    February 12, 2009

  • You could stream the Olympics live; I haven't visited the site again to see if they've archived any of the fencing bouts, but there's a good chance.

    August 28, 2008

  • I'll check it out. Alas, I don't have a television and the Olympic coverage here was not conducive to the gatecrashing of friends' homes for the purpose of watching an arcane sport. Sigh.

    I will investigate The Duellists.

    August 28, 2008

  • The frindley, if she is still interested in watching awesome realistic swordplay, should try to get the frindley's hands on a film called "The Duellists," with Harvey Keitel and Keith Carradine. My fencing/stage combat instructors made us watch it repeatedly, and now with DVD remotes you can slow down the action and see what they do.

    Also, did you see the Olympic fencing last week? Thrilling bouts. A fencing coach/friend of ours is fond of telling people that the second-fastest object in the Olympics is the tip of a fencer's foil. The only thing faster is, of course, a bullet.

    August 28, 2008

  • The frindley took up fencing when she was, well, too old. (All the best fencers begin at the age of six or so, like ballet I guess.)

    And why? Mainly because she was suffering, in the professional environment, from a particularly obnoxious and petty boss.
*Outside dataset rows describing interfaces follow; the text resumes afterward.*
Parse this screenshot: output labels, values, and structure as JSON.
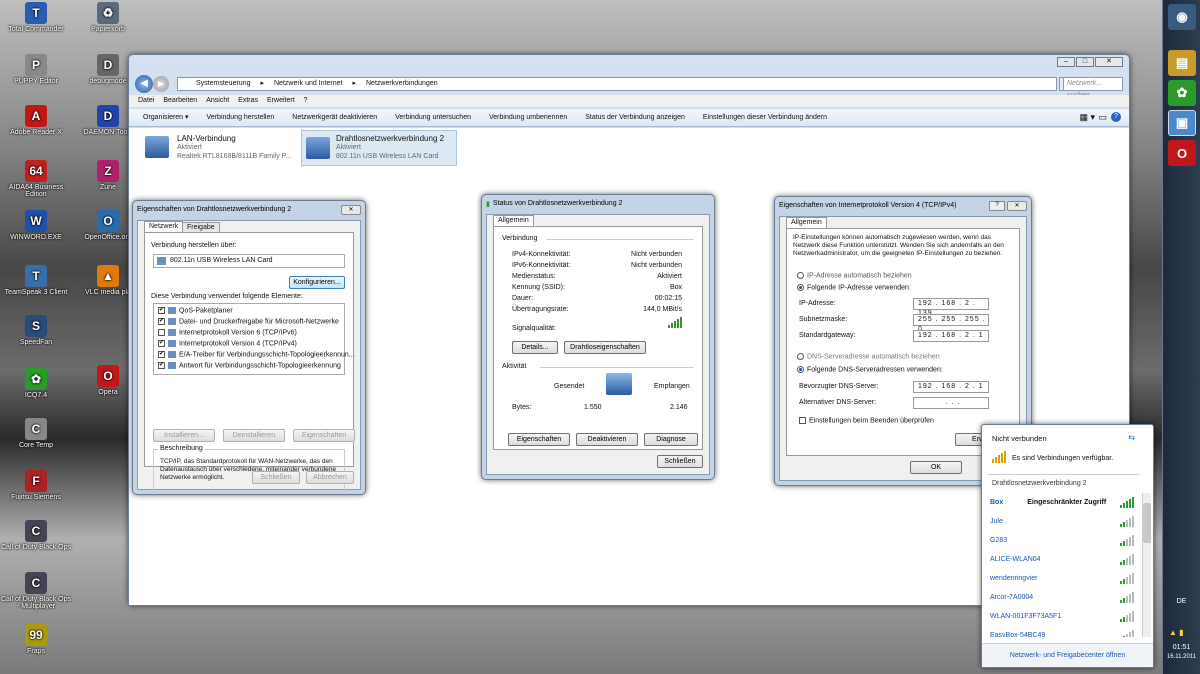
{
  "desktop": {
    "icons": [
      {
        "label": "Total Commander",
        "glyph": "T",
        "color": "#2a5db0"
      },
      {
        "label": "PUPPY Editor",
        "glyph": "P",
        "color": "#888"
      },
      {
        "label": "Adobe Reader X",
        "glyph": "A",
        "color": "#c01818"
      },
      {
        "label": "AIDA64 Business Edition",
        "glyph": "64",
        "color": "#c02020"
      },
      {
        "label": "WINWORD.EXE",
        "glyph": "W",
        "color": "#1f4fa8"
      },
      {
        "label": "TeamSpeak 3 Client",
        "glyph": "T",
        "color": "#3a6ea8"
      },
      {
        "label": "SpeedFan",
        "glyph": "S",
        "color": "#2a4a7a"
      },
      {
        "label": "ICQ7.4",
        "glyph": "✿",
        "color": "#2a9a2a"
      },
      {
        "label": "Core Temp",
        "glyph": "C",
        "color": "#888"
      },
      {
        "label": "Fujitsu Siemens",
        "glyph": "F",
        "color": "#aa2222"
      },
      {
        "label": "Call of Duty Black Ops",
        "glyph": "C",
        "color": "#445"
      },
      {
        "label": "Call of Duty Black Ops - Multiplayer",
        "glyph": "C",
        "color": "#445"
      },
      {
        "label": "Fraps",
        "glyph": "99",
        "color": "#aa9a10"
      }
    ],
    "icons2": [
      {
        "label": "Papierkorb",
        "glyph": "♻",
        "color": "#5a6a7a"
      },
      {
        "label": "debugmode",
        "glyph": "D",
        "color": "#666"
      },
      {
        "label": "DAEMON Tools",
        "glyph": "D",
        "color": "#2244aa"
      },
      {
        "label": "Zune",
        "glyph": "Z",
        "color": "#b0206a"
      },
      {
        "label": "OpenOffice.org",
        "glyph": "O",
        "color": "#2a6ab0"
      },
      {
        "label": "VLC media pla",
        "glyph": "▲",
        "color": "#e07a10"
      },
      {
        "label": "Opera",
        "glyph": "O",
        "color": "#c01818"
      }
    ]
  },
  "explorer": {
    "breadcrumb": [
      "Systemsteuerung",
      "Netzwerk und Internet",
      "Netzwerkverbindungen"
    ],
    "search_placeholder": "Netzwerk... suchen",
    "menu": [
      "Datei",
      "Bearbeiten",
      "Ansicht",
      "Extras",
      "Erweitert",
      "?"
    ],
    "toolbar": [
      "Organisieren ▾",
      "Verbindung herstellen",
      "Netzwerkgerät deaktivieren",
      "Verbindung untersuchen",
      "Verbindung umbenennen",
      "Status der Verbindung anzeigen",
      "Einstellungen dieser Verbindung ändern"
    ],
    "connections": [
      {
        "name": "LAN-Verbindung",
        "status": "Aktiviert",
        "device": "Realtek RTL8168B/8111B Family P..."
      },
      {
        "name": "Drahtlosnetzwerkverbindung 2",
        "status": "Aktiviert",
        "device": "802.11n USB Wireless LAN Card"
      }
    ]
  },
  "props": {
    "title": "Eigenschaften von Drahtlosnetzwerkverbindung 2",
    "tabs": [
      "Netzwerk",
      "Freigabe"
    ],
    "connect_via": "Verbindung herstellen über:",
    "adapter": "802.11n USB Wireless LAN Card",
    "configure": "Konfigurieren...",
    "uses_label": "Diese Verbindung verwendet folgende Elemente:",
    "items": [
      {
        "label": "QoS-Paketplaner",
        "checked": "✔"
      },
      {
        "label": "Datei- und Druckerfreigabe für Microsoft-Netzwerke",
        "checked": "✔"
      },
      {
        "label": "Internetprotokoll Version 6 (TCP/IPv6)",
        "checked": ""
      },
      {
        "label": "Internetprotokoll Version 4 (TCP/IPv4)",
        "checked": "✔"
      },
      {
        "label": "E/A-Treiber für Verbindungsschicht-Topologieerkennun...",
        "checked": "✔"
      },
      {
        "label": "Antwort für Verbindungsschicht-Topologieerkennung",
        "checked": "✔"
      }
    ],
    "install": "Installieren...",
    "uninstall": "Deinstallieren",
    "properties": "Eigenschaften",
    "desc_label": "Beschreibung",
    "desc": "TCP/IP, das Standardprotokoll für WAN-Netzwerke, das den Datenaustausch über verschiedene, miteinander verbundene Netzwerke ermöglicht.",
    "close": "Schließen",
    "cancel": "Abbrechen"
  },
  "status": {
    "title": "Status von Drahtlosnetzwerkverbindung 2",
    "tab": "Allgemein",
    "section_conn": "Verbindung",
    "rows": [
      {
        "k": "IPv4-Konnektivität:",
        "v": "Nicht verbunden"
      },
      {
        "k": "IPv6-Konnektivität:",
        "v": "Nicht verbunden"
      },
      {
        "k": "Medienstatus:",
        "v": "Aktiviert"
      },
      {
        "k": "Kennung (SSID):",
        "v": "Box"
      },
      {
        "k": "Dauer:",
        "v": "00:02:15"
      },
      {
        "k": "Übertragungsrate:",
        "v": "144,0 MBit/s"
      }
    ],
    "signal_label": "Signalqualität:",
    "details": "Details...",
    "wireless_props": "Drahtloseigenschaften",
    "section_activity": "Aktivität",
    "sent": "Gesendet",
    "received": "Empfangen",
    "bytes_label": "Bytes:",
    "bytes_sent": "1.550",
    "bytes_received": "2.146",
    "btn_props": "Eigenschaften",
    "btn_disable": "Deaktivieren",
    "btn_diagnose": "Diagnose",
    "close": "Schließen"
  },
  "ipv4": {
    "title": "Eigenschaften von Internetprotokoll Version 4 (TCP/IPv4)",
    "tab": "Allgemein",
    "intro": "IP-Einstellungen können automatisch zugewiesen werden, wenn das Netzwerk diese Funktion unterstützt. Wenden Sie sich andernfalls an den Netzwerkadministrator, um die geeigneten IP-Einstellungen zu beziehen.",
    "auto_ip": "IP-Adresse automatisch beziehen",
    "manual_ip": "Folgende IP-Adresse verwenden:",
    "ip_label": "IP-Adresse:",
    "ip": "192 . 168 . 2 . 139",
    "mask_label": "Subnetzmaske:",
    "mask": "255 . 255 . 255 . 0",
    "gw_label": "Standardgateway:",
    "gw": "192 . 168 . 2 . 1",
    "auto_dns": "DNS-Serveradresse automatisch beziehen",
    "manual_dns": "Folgende DNS-Serveradressen verwenden:",
    "dns1_label": "Bevorzugter DNS-Server:",
    "dns1": "192 . 168 . 2 . 1",
    "dns2_label": "Alternativer DNS-Server:",
    "dns2": ". . .",
    "validate": "Einstellungen beim Beenden überprüfen",
    "advanced": "Erwe",
    "ok": "OK"
  },
  "wifi": {
    "header": "Nicht verbunden",
    "available": "Es sind Verbindungen verfügbar.",
    "group": "Drahtlosnetzwerkverbindung 2",
    "networks": [
      {
        "name": "Box",
        "status": "Eingeschränkter Zugriff"
      },
      {
        "name": "Jule",
        "status": ""
      },
      {
        "name": "G283",
        "status": ""
      },
      {
        "name": "ALICE-WLAN04",
        "status": ""
      },
      {
        "name": "wendenringvier",
        "status": ""
      },
      {
        "name": "Arcor-7A0004",
        "status": ""
      },
      {
        "name": "WLAN-001F3F73A5F1",
        "status": ""
      },
      {
        "name": "EasyBox-54BC49",
        "status": ""
      }
    ],
    "footer": "Netzwerk- und Freigabecenter öffnen"
  },
  "tray": {
    "lang": "DE",
    "time": "01:51",
    "date": "16.11.2011"
  }
}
And so it seemed like the right time to pursue a long-held dream while enjoying general catharsis. She was also somewhat inspired by the Australian conductor, Simone Young, also a fencer, who once talked about how conducting and fencing both involve waving a stick, but with conducting you are trying to communicate intent, whereas with fencing you are trying to conceal intent. Very interesting thought. She had probably seen The Fencing Master on television as well, and had spent her childhood reading books like the Scarlet Pimpernel and other period romances. Oh, and the oft-quoted analogy of fencing being like chess speeded up probably had an influence too.

    A postscript. Given her story, the frindley was especially amused by this site, which offers "fencing" as a corporate team-building exercise. (A "modern, collaborative experience" is their way of describing it.) Sounds dodgy to me.

    August 28, 2008